It makes perfect sense for the Navy to have a drone that CAN fly and swim right? Well, that is exactly what the Naviator does!
At the Office of Naval Research’s annual Science and Technology Expo on Friday in Washington, D.C., a development team from Rutgers University demonstrated the unusual quadcopter, which can swim at depths of up to 10 meters, then seamlessly launch to the surface and soar into the air.
It carries a 360-degree waterproof camera, making it well-suited for security and bridge and ship inspections, among other missions. “Special ops have not told us exactly what they want. But we know for special ops, it’s all about speed and not being detected,” Contarino told Military.com. “So we’re building our system to be as fast as possible.”
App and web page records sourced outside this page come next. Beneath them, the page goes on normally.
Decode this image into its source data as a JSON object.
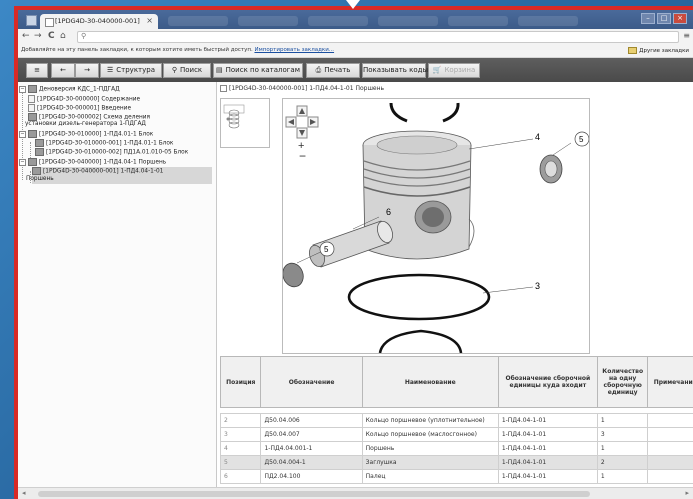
{
  "browser": {
    "tab_title": "[1PDG4D-30-040000-001]",
    "tab_close": "×",
    "nav_back": "←",
    "nav_forward": "→",
    "nav_reload": "C",
    "nav_home": "⌂",
    "url_value": "",
    "bookmarks_hint": "Добавляйте на эту панель закладки, к которым хотите иметь быстрый доступ.",
    "bookmarks_import": "Импортировать закладки...",
    "other_bookmarks": "Другие закладки"
  },
  "toolbar": {
    "menu": "≡",
    "back": "←",
    "forward": "→",
    "structure": "Структура",
    "search": "Поиск",
    "catalog_search": "Поиск по каталогам",
    "print": "Печать",
    "show_codes": "Показывать коды",
    "cart": "Корзина"
  },
  "tree": {
    "root": "Деноверсия КДС_1-ПДГАД",
    "n1": "[1PDG4D-30-000000] Содержание",
    "n2": "[1PDG4D-30-000001] Введение",
    "n3a": "[1PDG4D-30-000002] Схема деления",
    "n3b": "установки дизель-генератора 1-ПДГАД",
    "n4": "[1PDG4D-30-010000] 1-ПД4.01-1 Блок",
    "n5": "[1PDG4D-30-010000-001] 1-ПД4.01-1 Блок",
    "n6": "[1PDG4D-30-010000-002] ПД1А.01.010-05 Блок",
    "n7": "[1PDG4D-30-040000] 1-ПД4.04-1 Поршень",
    "n8a": "[1PDG4D-30-040000-001] 1-ПД4.04-1-01",
    "n8b": "Поршень"
  },
  "breadcrumb": "[1PDG4D-30-040000-001] 1-ПД4.04-1-01 Поршень",
  "drawing": {
    "callouts": [
      "4",
      "5",
      "6",
      "5",
      "3"
    ]
  },
  "table": {
    "headers": [
      "Позиция",
      "Обозначение",
      "Наименование",
      "Обозначение сборочной единицы куда входит",
      "Количество на одну сборочную единицу",
      "Примечание"
    ],
    "rows": [
      {
        "pos": "2",
        "code": "Д50.04.006",
        "name": "Кольцо поршневое (уплотнительное)",
        "parent": "1-ПД4.04-1-01",
        "qty": "1",
        "note": ""
      },
      {
        "pos": "3",
        "code": "Д50.04.007",
        "name": "Кольцо поршневое (маслосгонное)",
        "parent": "1-ПД4.04-1-01",
        "qty": "3",
        "note": ""
      },
      {
        "pos": "4",
        "code": "1-ПД4.04.001-1",
        "name": "Поршень",
        "parent": "1-ПД4.04-1-01",
        "qty": "1",
        "note": ""
      },
      {
        "pos": "5",
        "code": "Д50.04.004-1",
        "name": "Заглушка",
        "parent": "1-ПД4.04-1-01",
        "qty": "2",
        "note": ""
      },
      {
        "pos": "6",
        "code": "ПД2.04.100",
        "name": "Палец",
        "parent": "1-ПД4.04-1-01",
        "qty": "1",
        "note": ""
      }
    ]
  },
  "scrollbar": {
    "left": "◂",
    "right": "▸"
  },
  "colors": {
    "frame": "#d92a26",
    "toolbar": "#4f4f4f",
    "desktop": "#2d6fa8"
  }
}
While current prototypes are not much larger than a typical commercial quadcopter, Contarino said there are plans to build a six-foot-diameter model capable of carrying the 30-pound payload the Navywants for its mine countermeasure mission. That UAV will be able to operate in waves of three-to-five feet and in 30-mile-per-hour winds, he said. – DoDBuzz
Featured image of Marco Maia from Rutgers University operating the “Naviator,” the first unmanned hybrid aerial-aquatic vehicle to seamlessly transition from airborne to underwater operations and back again, during the Naval Future Force Science and Technology EXPO at the Walter E. Washington Convention Center. U.S. Navy/John F. Williams